I’m one of the Careers Service’s biggest proselytizers of social media for networking and ultimately career development and I regularly evangelise about the wonders of LinkedIn and Twitter to colleagues, students I see, and frankly anyone who will listen! But I think I sometimes neglect to talk about what NOT to do with social media and the perils of ‘overexposure’, so to speak, a subject touched on by Anna on our graduate blog. Perhaps this was because I thought it went without saying. But having seen some students’ completely unprotected Facebook and Twitter profiles, I’ve revised my view – it DOES need saying.
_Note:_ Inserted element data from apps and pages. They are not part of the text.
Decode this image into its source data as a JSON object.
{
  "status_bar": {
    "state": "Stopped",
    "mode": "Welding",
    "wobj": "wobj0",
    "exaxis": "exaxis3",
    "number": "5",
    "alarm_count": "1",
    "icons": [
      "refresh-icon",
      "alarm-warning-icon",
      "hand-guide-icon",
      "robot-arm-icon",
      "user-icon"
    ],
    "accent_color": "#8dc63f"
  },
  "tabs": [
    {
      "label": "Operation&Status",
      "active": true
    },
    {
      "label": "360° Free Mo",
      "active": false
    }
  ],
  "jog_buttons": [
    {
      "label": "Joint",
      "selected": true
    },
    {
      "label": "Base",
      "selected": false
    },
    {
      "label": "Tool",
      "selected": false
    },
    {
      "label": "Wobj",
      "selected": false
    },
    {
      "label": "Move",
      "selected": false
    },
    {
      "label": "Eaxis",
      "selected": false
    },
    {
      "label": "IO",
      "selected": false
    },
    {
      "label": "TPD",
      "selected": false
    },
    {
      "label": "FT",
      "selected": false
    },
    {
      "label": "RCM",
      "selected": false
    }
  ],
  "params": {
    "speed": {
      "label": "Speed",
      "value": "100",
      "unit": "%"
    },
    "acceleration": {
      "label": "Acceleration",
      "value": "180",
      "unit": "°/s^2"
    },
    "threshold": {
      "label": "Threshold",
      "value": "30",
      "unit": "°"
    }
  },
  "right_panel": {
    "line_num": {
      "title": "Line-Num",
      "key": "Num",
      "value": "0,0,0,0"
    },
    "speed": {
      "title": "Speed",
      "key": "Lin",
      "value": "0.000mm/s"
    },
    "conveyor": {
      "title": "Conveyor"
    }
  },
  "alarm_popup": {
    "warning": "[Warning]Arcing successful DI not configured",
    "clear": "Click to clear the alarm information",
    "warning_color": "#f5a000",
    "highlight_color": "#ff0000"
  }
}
I’ve seen tweets and Facebook updates from students about illegal drug use, intimate liaisons and some with just very bad language. On Twitter for example, it’s easy to think you’re just tweeting to your friends, but if you’re a regular tweeter and you use your real name, it will only take an employer (or potential employer) about 10 nanoseconds to find your Twitter a/c. On Facebook, privacy levels are confusing and relative. And if you think employers won’t be bothered to do this, think again:
According to a CareerBuilder report cited in HR Magazine, 53% of employers said they now use social networking sites to research job candidates and 12% plan to start using social networking sites for screening.
I’m sure you’ve googled yourself, but I recommend you do this on a regular basis (at least monthly if you’re active on social media), and do it through the eyes of a potential employer. What impression are you giving? What is in the public domain? (Remember to make sure you’re logged out of all your social media sites first.)
There is some great advice about the judicious use of social media (especially Facebook) from this blogger and one of his tips to scare you into action is to go to http://youropenbook.org and type “I hate my boss” into the search box to see how many Facebook users may be revealing too much to too many people, potentially getting themselves into very hot water. Prepare to be shocked.
The boundaries between personal and professional are very blurry and will continue to be, but it does pay to give this some serious thought now and make some tough decisions now about who your social media ‘friends’ are on different platforms, what you communicate about and how, and what privacy settings you use. There are numerous examples of people’s careers being made and destroyed on the basis of one errant tweet or Facebook status update.
More positive stuff to follow on the use of social media for career development, so watch this space…!